Youve been considering getting Botox for those wrinkles on your forehead that just seem to be getting deeper and deeper each day.
And though you’d really like to start getting Botox injections, friends have talked about some horror stories and have you running a little scared.
Botulism, death, droopy eyelids, looking plastic and fake is there really any truth to these rumors about Botox side effects or not?
The short answer is that most of it is hype side effects from Botox are extremely rare.
Were not just saying that because were a plastic surgery clinic, the research shows the true percentages (see them below).
And on top of that, any side effects are always reported to places like the FDA or CDC, and very few have ever been reported.
So thenwhat is the truth about Botox side effects?
The following information will reveal all the truths and scientific statistics and will put that question that’s hovering in your mind to rest: Do I have anything to be concerned about?
Side effects arent common but because Botox is a medication some people can react to it – though it is rare. By the time you read the information below, you will no longer have concerns about the safety of Botox.
If youve been considering Botox, one thing you may have heard of is botulism.
Botulism is a very rare illness caused by the bacteria toxins Clostridium Botulinum. Yes, this is the same toxin used in Botox injections but it is only given in small, diluted amounts, which is not toxic to humans.
Botulism is a life threatening bacteria. People are usually exposed to the bacteria via food, water, or soil – and it is a very rare illness. In regard to Botox injections, no reported deaths of botulism have ever been reported.
There has only ever been 4 reported cases of patients contracting botulism from Botox injections. All 4 cases were injections administered from an unlicensed medical physician, using an unlicensed Botox product – where subsequently the physician got sentenced to prison.
Apart from this incident, there have been no other reported cases of people contracting botulism in clinical situations.
Technically, yes it could. It is a medication and like most medications the dosage recommendations must be strictly followed meaning, you take too much of any medication and you can overdose.
However, there have never been any reported cases of death from clinical use of Botox.
According to research, the estimated lethal dose is 2500-3000 units. A typical clinical application of Botox varies from 4 to 20 units for cosmetic purposes, up to 300 units in some cases or for therapeutic purposes.
Pain is generally minimal for most people. Applied with the right technique, your Botox consultant usually pinches the area and slowly injects the Botox, which reduces any pain or discomfort.
The medication is injected into the target muscle using very small, fine hypodermic needles. If you do experience any discomfort, it is usually momentary and fades very quickly.
The most common side effect of Botox is bruising from the injections. Bruising in the area around the eyes is the most common but still only occurs in 6-25% of people. If you do experience bruising, it should fade after a few days.
To minimize bruising and bleeding, medications such as aspirin and non-steroidal anti-inflammatory drugs should be stopped at least 10 days before treatment.
Some patients may experience headaches that last 24 to 48 hours after the injections.
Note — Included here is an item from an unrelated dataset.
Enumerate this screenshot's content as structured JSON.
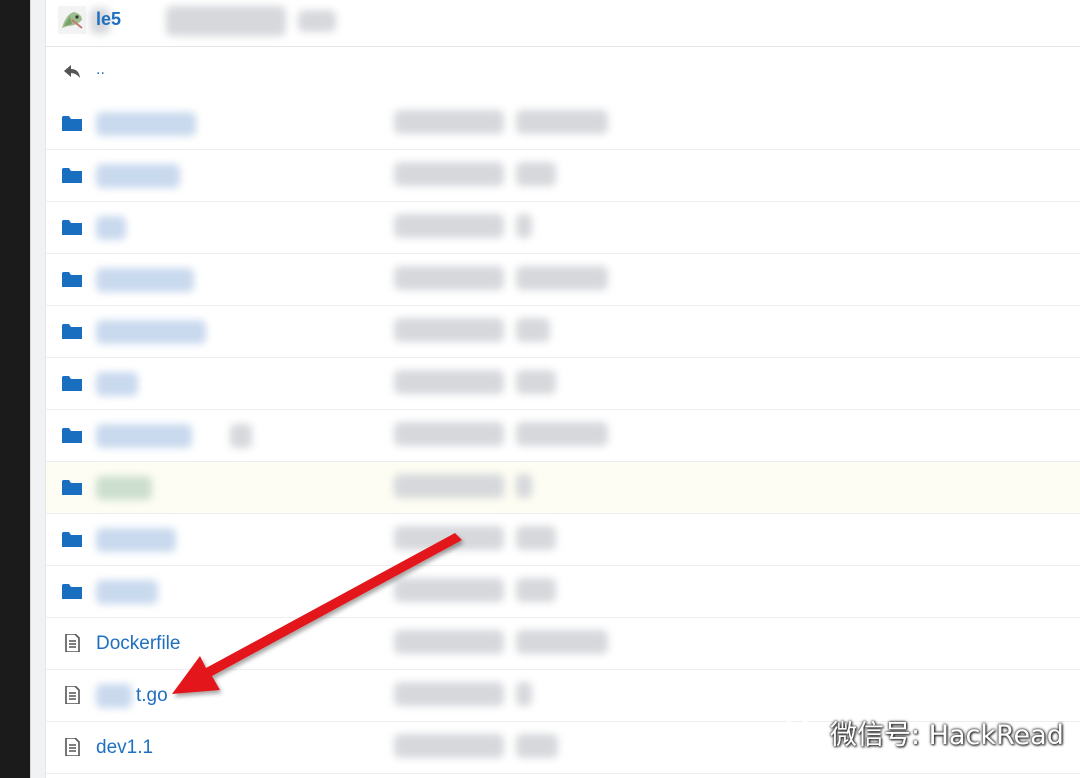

However, this only happens in just 1% of people.
Eyelid drooping occurs in 5.4% of people, which resolves itself in 2-4 weeks.
By choosing a highly trained professional to administer your Botox injections, the risk of eyelid drooping is minimized. Because the area around the eyes is so sensitive, the angle and depth of the injections is very important, which is why you only want to get Botox from an expert.
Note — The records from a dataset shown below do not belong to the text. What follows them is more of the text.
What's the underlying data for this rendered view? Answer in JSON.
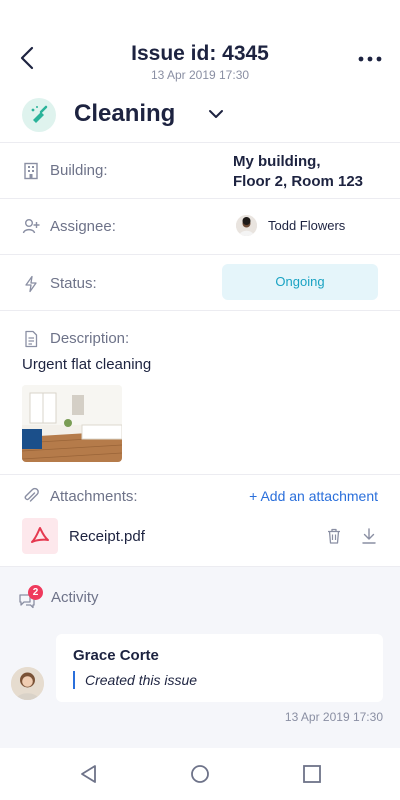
{
  "header": {
    "title": "Issue id: 4345",
    "subtitle": "13 Apr 2019 17:30",
    "back_icon": "chevron-left-icon",
    "more_icon": "more-dots-icon"
  },
  "category": {
    "label": "Cleaning",
    "icon": "cleaning-brush-icon",
    "accent": "#2bb39a"
  },
  "building": {
    "label": "Building:",
    "value_line1": "My building,",
    "value_line2": "Floor 2, Room 123",
    "icon": "building-icon"
  },
  "assignee": {
    "label": "Assignee:",
    "name": "Todd Flowers",
    "icon": "person-add-icon"
  },
  "status": {
    "label": "Status:",
    "value": "Ongoing",
    "icon": "bolt-icon",
    "color": "#1aa3c3",
    "bg": "#e5f5fa"
  },
  "description": {
    "label": "Description:",
    "text": "Urgent flat cleaning",
    "icon": "document-icon"
  },
  "attachments": {
    "label": "Attachments:",
    "add_label": "+ Add an attachment",
    "icon": "paperclip-icon",
    "files": [
      {
        "name": "Receipt.pdf",
        "icon": "pdf-icon"
      }
    ]
  },
  "activity": {
    "label": "Activity",
    "count": "2",
    "icon": "chat-icon",
    "comments": [
      {
        "author": "Grace Corte",
        "text": "Created this issue",
        "time": "13 Apr 2019 17:30"
      }
    ]
  },
  "colors": {
    "primary_text": "#1d2340",
    "secondary_text": "#6e7389",
    "link": "#2a6fdb",
    "badge": "#ef3a5d",
    "pdf": "#e53950"
  }
}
Serious side effects from Botox are extremely rare. However, more serious side effects include seizure, flu-like symptoms, pain in the eyes, trouble with your vision, and trouble swallowing. If you have had Botox treatments and are experiencing these symptoms, you should contact your doctor immediately.
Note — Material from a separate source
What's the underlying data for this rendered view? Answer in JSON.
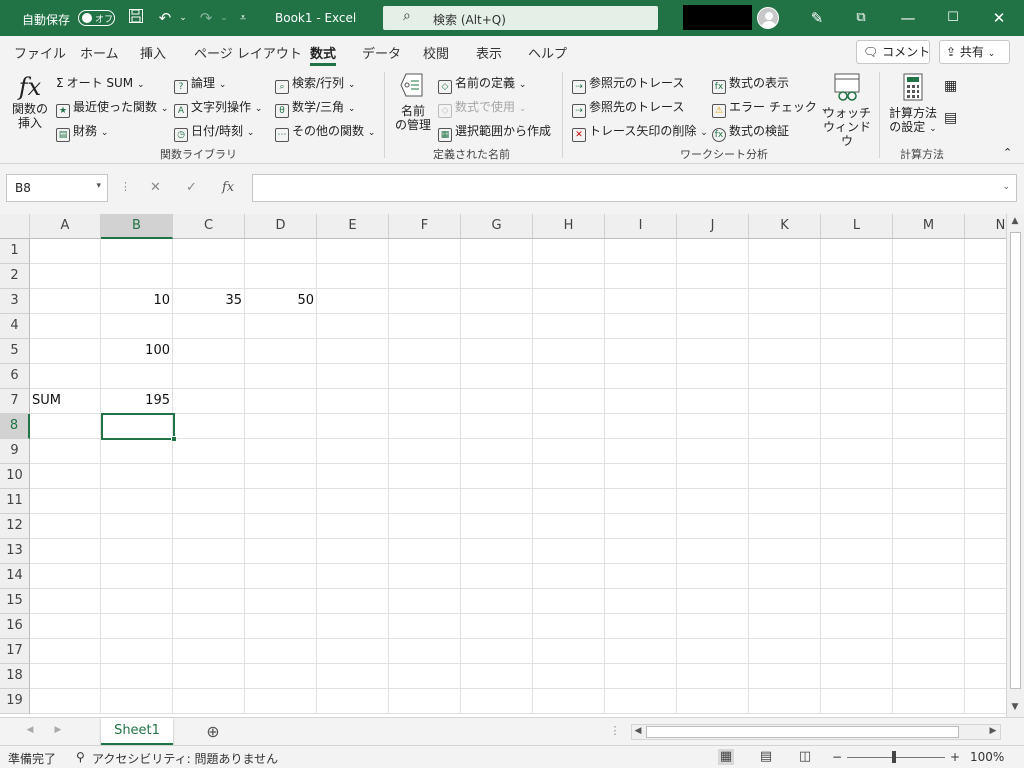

The most common adverse effects are local pain, infection, inflammation, tenderness, edema (swelling), erythema (superficial redness of the skin), bleeding, and ecchymosis (discoloration of the skin resulting from bleeding underneath that is typically caused by bruising).
These common side effects are temporary, short-lived symptoms and usually occur because there is a needle being penetrated into the skin and facial tissue. It is important to note, that if you choose a highly qualified professional, these side effects are often minimized because of proper injection technique.
If you go and overdo your Botox treatment – injecting all over the place and injecting too much – then you might come out looking all smoothed out, plastic and fake.
If your Botox consultant goes overboard, you get a very smoothed out shiny look, and yes it definitely can look plastic and fake, which is why you dont want to overdo it!
Instead you want to achieve a natural look that looks just like you only better. You want it to be almost so natural that it leaves your friends wondering has she had Botox or not.
To get this kind of result, its always better to get less than you think you ‘need,’ then come back for a follow-up consultation if you decide you want just a little more.
Botox is an FDA approved drug, and overall very few people experience side effects – as shown in the statistics above, it is only a very small percentage. Overall, very few people experience side effects.
Botox has been used for the past 20 years for cosmetic treatments and has become one of the most popular cosmetic procedures worldwide. In fact, it is one of the most extensively studied medical aesthetic treatments and is approved for cosmetic use in 78 countries.
For various different reasons, choosing a highly qualified professional to administer your Botox injections is very important. It not only assures you achieve a natural look but helps minimize any side effects and risks as well.